◆ WHAT NEEDS TO BE DONE:
The full listing should be duplicated word for word.

◆ RECORDS FOR THE EXERCISE:
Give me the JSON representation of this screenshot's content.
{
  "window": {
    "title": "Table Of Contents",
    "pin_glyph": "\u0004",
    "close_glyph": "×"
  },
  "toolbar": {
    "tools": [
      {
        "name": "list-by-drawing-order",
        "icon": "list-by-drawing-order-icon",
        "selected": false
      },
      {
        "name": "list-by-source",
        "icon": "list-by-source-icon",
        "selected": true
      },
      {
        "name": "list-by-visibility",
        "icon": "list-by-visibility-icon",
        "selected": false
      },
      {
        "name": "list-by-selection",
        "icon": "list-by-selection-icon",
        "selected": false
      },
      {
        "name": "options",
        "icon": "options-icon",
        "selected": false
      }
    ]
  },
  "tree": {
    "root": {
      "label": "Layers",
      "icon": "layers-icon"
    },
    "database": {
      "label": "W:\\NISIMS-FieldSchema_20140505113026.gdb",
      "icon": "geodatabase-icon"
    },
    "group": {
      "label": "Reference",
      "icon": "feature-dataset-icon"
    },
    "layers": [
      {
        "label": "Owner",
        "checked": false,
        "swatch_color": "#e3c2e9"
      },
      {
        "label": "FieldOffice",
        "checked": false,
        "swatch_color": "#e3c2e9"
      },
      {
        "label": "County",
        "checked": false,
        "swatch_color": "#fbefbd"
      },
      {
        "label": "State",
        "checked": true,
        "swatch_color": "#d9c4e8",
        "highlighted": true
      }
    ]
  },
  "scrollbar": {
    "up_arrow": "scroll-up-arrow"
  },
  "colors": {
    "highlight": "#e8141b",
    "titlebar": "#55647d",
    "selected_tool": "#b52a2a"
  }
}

◆ SOLUTION:
Give me the JSON representation of this screenshot's content.
{
  "window": {
    "title": "Table Of Contents",
    "pin_glyph": "\u0004",
    "close_glyph": "×"
  },
  "toolbar": {
    "tools": [
      {
        "name": "list-by-drawing-order",
        "icon": "list-by-drawing-order-icon",
        "selected": false
      },
      {
        "name": "list-by-source",
        "icon": "list-by-source-icon",
        "selected": true
      },
      {
        "name": "list-by-visibility",
        "icon": "list-by-visibility-icon",
        "selected": false
      },
      {
        "name": "list-by-selection",
        "icon": "list-by-selection-icon",
        "selected": false
      },
      {
        "name": "options",
        "icon": "options-icon",
        "selected": false
      }
    ]
  },
  "tree": {
    "root": {
      "label": "Layers",
      "icon": "layers-icon"
    },
    "database": {
      "label": "W:\\NISIMS-FieldSchema_20140505113026.gdb",
      "icon": "geodatabase-icon"
    },
    "group": {
      "label": "Reference",
      "icon": "feature-dataset-icon"
    },
    "layers": [
      {
        "label": "Owner",
        "checked": false,
        "swatch_color": "#e3c2e9"
      },
      {
        "label": "FieldOffice",
        "checked": false,
        "swatch_color": "#e3c2e9"
      },
      {
        "label": "County",
        "checked": false,
        "swatch_color": "#fbefbd"
      },
      {
        "label": "State",
        "checked": true,
        "swatch_color": "#d9c4e8",
        "highlighted": true
      }
    ]
  },
  "scrollbar": {
    "up_arrow": "scroll-up-arrow"
  },
  "colors": {
    "highlight": "#e8141b",
    "titlebar": "#55647d",
    "selected_tool": "#b52a2a"
  }
}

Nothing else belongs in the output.